→ **WORK INSTRUCTION**
Where does "JSON" occur in the listing? Copy every line that holds it.

--- DATA TO USE ---

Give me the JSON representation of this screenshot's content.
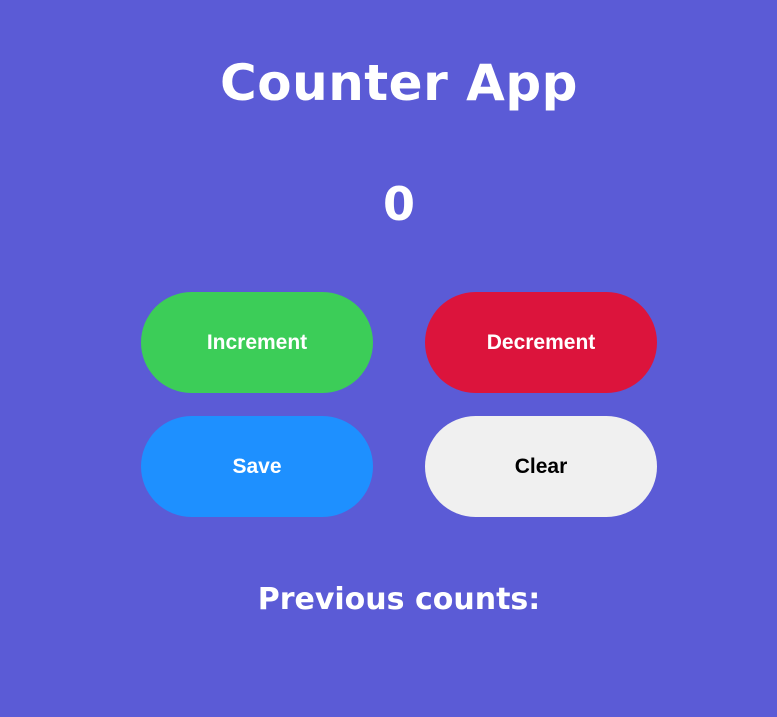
{
  "app": {
    "title": "Counter App",
    "count": "0"
  },
  "buttons": {
    "increment_label": "Increment",
    "decrement_label": "Decrement",
    "save_label": "Save",
    "clear_label": "Clear"
  },
  "history": {
    "label": "Previous counts:",
    "items": []
  },
  "colors": {
    "background": "#5b5bd6",
    "increment": "#3ccd58",
    "decrement": "#dc143c",
    "save": "#1e90ff",
    "clear": "#f0f0f0"
  }
}
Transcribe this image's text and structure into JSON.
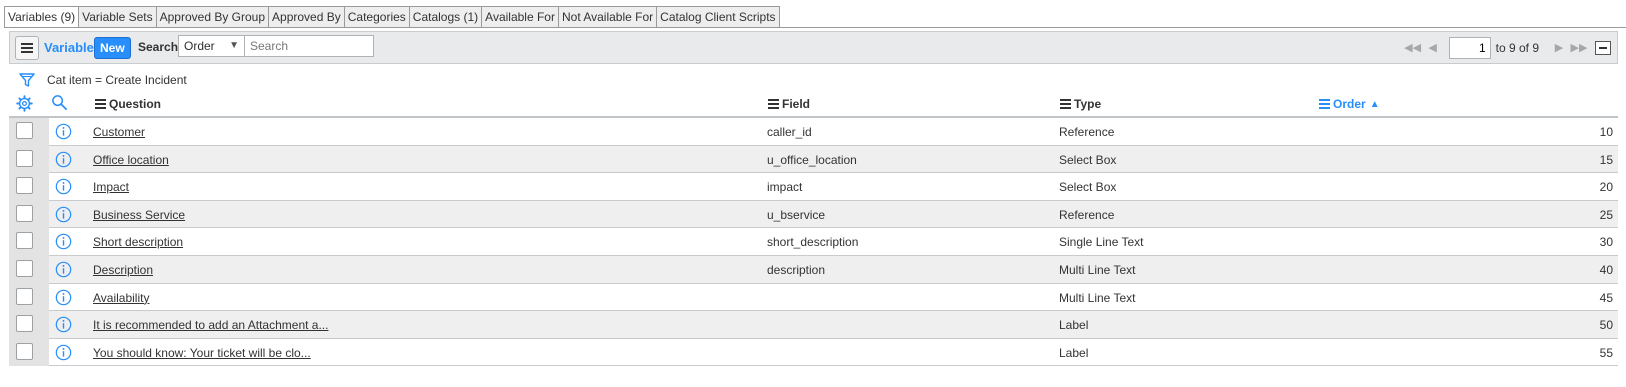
{
  "tabs": [
    {
      "label": "Variables (9)",
      "active": true
    },
    {
      "label": "Variable Sets"
    },
    {
      "label": "Approved By Group"
    },
    {
      "label": "Approved By"
    },
    {
      "label": "Categories"
    },
    {
      "label": "Catalogs (1)"
    },
    {
      "label": "Available For"
    },
    {
      "label": "Not Available For"
    },
    {
      "label": "Catalog Client Scripts"
    }
  ],
  "toolbar": {
    "list_title": "Variables",
    "new_label": "New",
    "search_label": "Search",
    "search_field": "Order",
    "search_placeholder": "Search"
  },
  "pager": {
    "current": "1",
    "range_text": "to 9 of 9"
  },
  "filter": {
    "breadcrumb": "Cat item = Create Incident"
  },
  "columns": {
    "question": "Question",
    "field": "Field",
    "type": "Type",
    "order": "Order"
  },
  "rows": [
    {
      "question": "Customer",
      "field": "caller_id",
      "type": "Reference",
      "order": "10"
    },
    {
      "question": "Office location",
      "field": "u_office_location",
      "type": "Select Box",
      "order": "15"
    },
    {
      "question": "Impact",
      "field": "impact",
      "type": "Select Box",
      "order": "20"
    },
    {
      "question": "Business Service",
      "field": "u_bservice",
      "type": "Reference",
      "order": "25"
    },
    {
      "question": "Short description",
      "field": "short_description",
      "type": "Single Line Text",
      "order": "30"
    },
    {
      "question": "Description",
      "field": "description",
      "type": "Multi Line Text",
      "order": "40"
    },
    {
      "question": "Availability",
      "field": "",
      "type": "Multi Line Text",
      "order": "45"
    },
    {
      "question": "It is recommended to add an Attachment a...",
      "field": "",
      "type": "Label",
      "order": "50"
    },
    {
      "question": "You should know: Your ticket will be clo...",
      "field": "",
      "type": "Label",
      "order": "55"
    }
  ],
  "colors": {
    "accent": "#278efc",
    "toolbar_bg": "#e8eaeb",
    "row_alt": "#efefef"
  },
  "icons": [
    "hamburger-icon",
    "first-page-icon",
    "prev-page-icon",
    "next-page-icon",
    "last-page-icon",
    "collapse-icon",
    "funnel-icon",
    "gear-icon",
    "search-icon",
    "info-icon"
  ]
}
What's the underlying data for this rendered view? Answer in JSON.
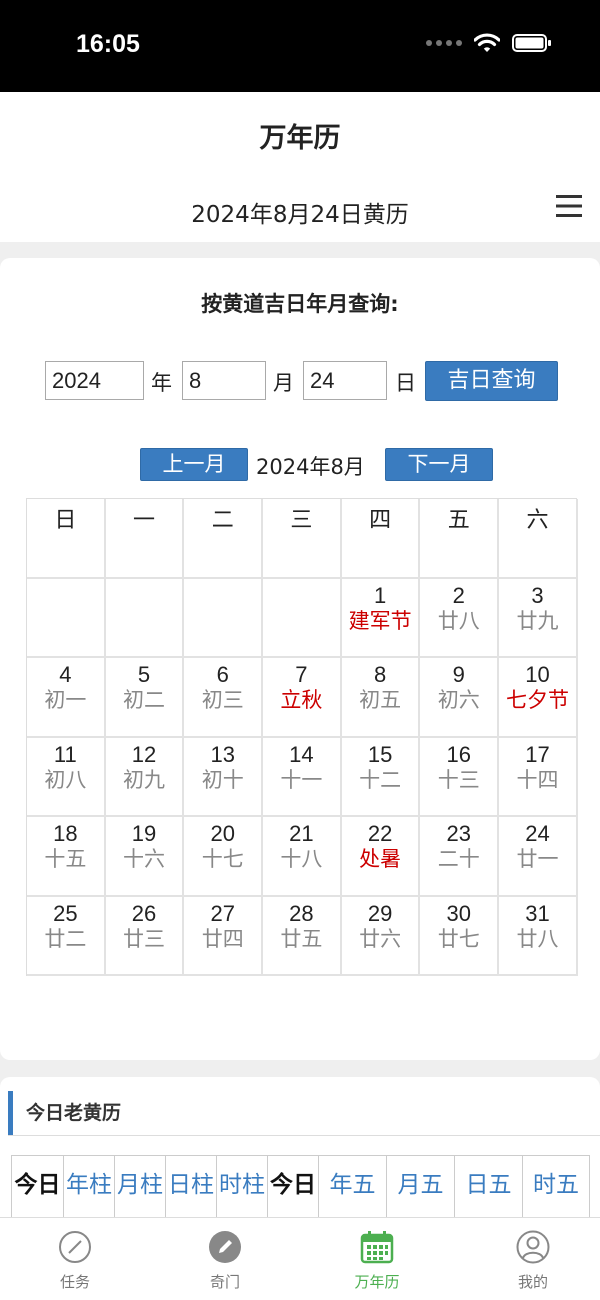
{
  "status_bar": {
    "time": "16:05"
  },
  "header": {
    "app_title": "万年历",
    "date_title": "2024年8月24日黄历"
  },
  "query": {
    "title": "按黄道吉日年月查询:",
    "year_value": "2024",
    "year_label": "年",
    "month_value": "8",
    "month_label": "月",
    "day_value": "24",
    "day_label": "日",
    "search_button": "吉日查询"
  },
  "month_nav": {
    "prev": "上一月",
    "current": "2024年8月",
    "next": "下一月"
  },
  "calendar": {
    "weekdays": [
      "日",
      "一",
      "二",
      "三",
      "四",
      "五",
      "六"
    ],
    "leading_blanks": 4,
    "days": [
      {
        "d": "1",
        "l": "建军节",
        "red": true
      },
      {
        "d": "2",
        "l": "廿八"
      },
      {
        "d": "3",
        "l": "廿九"
      },
      {
        "d": "4",
        "l": "初一"
      },
      {
        "d": "5",
        "l": "初二"
      },
      {
        "d": "6",
        "l": "初三"
      },
      {
        "d": "7",
        "l": "立秋",
        "red": true
      },
      {
        "d": "8",
        "l": "初五"
      },
      {
        "d": "9",
        "l": "初六"
      },
      {
        "d": "10",
        "l": "七夕节",
        "red": true
      },
      {
        "d": "11",
        "l": "初八"
      },
      {
        "d": "12",
        "l": "初九"
      },
      {
        "d": "13",
        "l": "初十"
      },
      {
        "d": "14",
        "l": "十一"
      },
      {
        "d": "15",
        "l": "十二"
      },
      {
        "d": "16",
        "l": "十三"
      },
      {
        "d": "17",
        "l": "十四"
      },
      {
        "d": "18",
        "l": "十五"
      },
      {
        "d": "19",
        "l": "十六"
      },
      {
        "d": "20",
        "l": "十七"
      },
      {
        "d": "21",
        "l": "十八"
      },
      {
        "d": "22",
        "l": "处暑",
        "red": true
      },
      {
        "d": "23",
        "l": "二十"
      },
      {
        "d": "24",
        "l": "廿一"
      },
      {
        "d": "25",
        "l": "廿二"
      },
      {
        "d": "26",
        "l": "廿三"
      },
      {
        "d": "27",
        "l": "廿四"
      },
      {
        "d": "28",
        "l": "廿五"
      },
      {
        "d": "29",
        "l": "廿六"
      },
      {
        "d": "30",
        "l": "廿七"
      },
      {
        "d": "31",
        "l": "廿八"
      }
    ]
  },
  "almanac": {
    "section_title": "今日老黄历",
    "cells": [
      {
        "t": "今日",
        "style": "black"
      },
      {
        "t": "年柱",
        "style": "blue"
      },
      {
        "t": "月柱",
        "style": "blue"
      },
      {
        "t": "日柱",
        "style": "blue"
      },
      {
        "t": "时柱",
        "style": "blue"
      },
      {
        "t": "今日",
        "style": "black"
      },
      {
        "t": "年五",
        "style": "blue"
      },
      {
        "t": "月五",
        "style": "blue"
      },
      {
        "t": "日五",
        "style": "blue"
      },
      {
        "t": "时五",
        "style": "blue"
      }
    ]
  },
  "tabs": [
    {
      "label": "任务",
      "icon": "compass-icon",
      "active": false
    },
    {
      "label": "奇门",
      "icon": "pen-icon",
      "active": false
    },
    {
      "label": "万年历",
      "icon": "calendar-icon",
      "active": true
    },
    {
      "label": "我的",
      "icon": "user-icon",
      "active": false
    }
  ],
  "colors": {
    "accent_blue": "#3a7cc0",
    "holiday_red": "#cc0000",
    "active_tab_green": "#4caf50"
  }
}
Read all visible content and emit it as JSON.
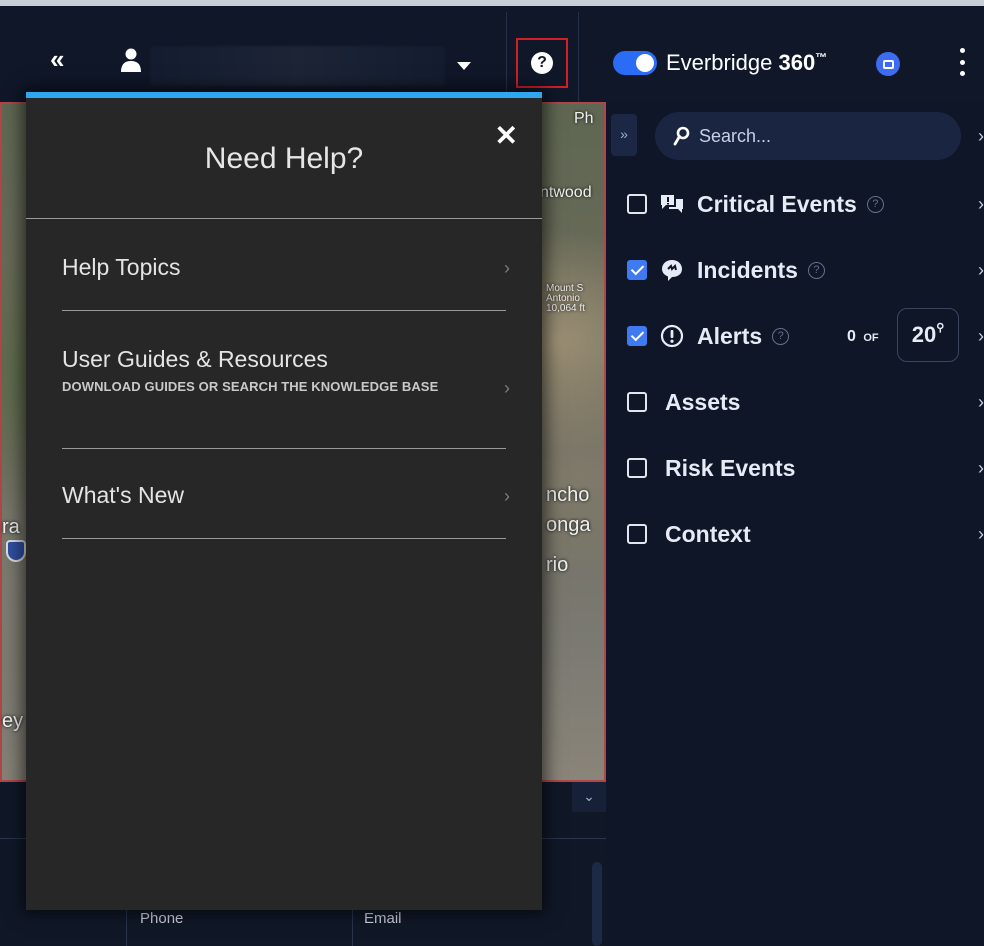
{
  "topbar": {
    "collapse_glyph": "«",
    "help_icon_glyph": "?",
    "brand_prefix": "Everbridge ",
    "brand_bold": "360",
    "brand_tm": "™"
  },
  "map": {
    "labels": [
      "Ph",
      "ntwood",
      "Mount S",
      "Antonio",
      "10,064 ft",
      "ncho",
      "onga",
      "rio",
      "ra",
      "ey"
    ],
    "shield": "10"
  },
  "below_map": {
    "col_phone": "Phone",
    "col_email": "Email"
  },
  "help_panel": {
    "title": "Need Help?",
    "close_glyph": "✕",
    "items": [
      {
        "label": "Help Topics",
        "sub": ""
      },
      {
        "label": "User Guides & Resources",
        "sub": "DOWNLOAD GUIDES OR SEARCH THE KNOWLEDGE BASE"
      },
      {
        "label": "What's New",
        "sub": ""
      }
    ],
    "chevron": "›"
  },
  "right_panel": {
    "expand_glyph": "»",
    "search_placeholder": "Search...",
    "chevron": "›",
    "layers": [
      {
        "label": "Critical Events",
        "checked": false,
        "icon": "chat-bubbles-icon",
        "help": true
      },
      {
        "label": "Incidents",
        "checked": true,
        "icon": "incident-icon",
        "help": true
      },
      {
        "label": "Alerts",
        "checked": true,
        "icon": "alert-icon",
        "help": true
      },
      {
        "label": "Assets",
        "checked": false,
        "icon": "",
        "help": false
      },
      {
        "label": "Risk Events",
        "checked": false,
        "icon": "",
        "help": false
      },
      {
        "label": "Context",
        "checked": false,
        "icon": "",
        "help": false
      }
    ],
    "alerts_count": "0",
    "alerts_of": "OF",
    "alerts_max": "20",
    "help_glyph": "?"
  },
  "colors": {
    "accent_blue": "#2b6cf6",
    "panel_top_bar": "#2ea6f0",
    "help_highlight": "#d11f26"
  }
}
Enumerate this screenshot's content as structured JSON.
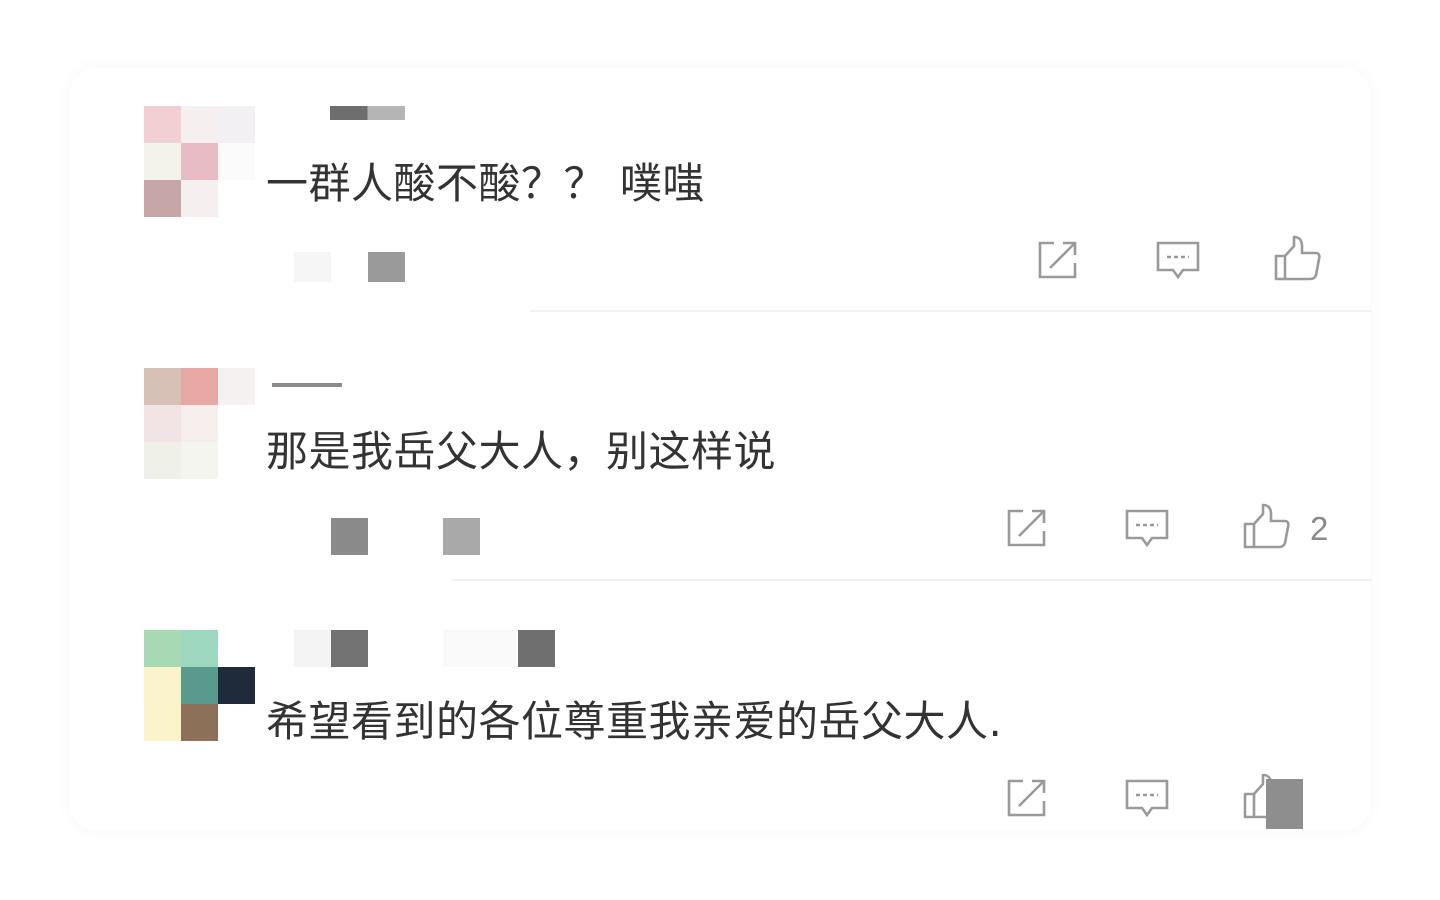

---

→ **ANSWER SPACE**
Give me the JSON representation of this screenshot's content.
Transcribe this image's text and structure into JSON.
What's the underlying data for this rendered view? Answer in JSON.
Read all visible content and emit it as JSON.
Enumerate this screenshot's content as structured JSON.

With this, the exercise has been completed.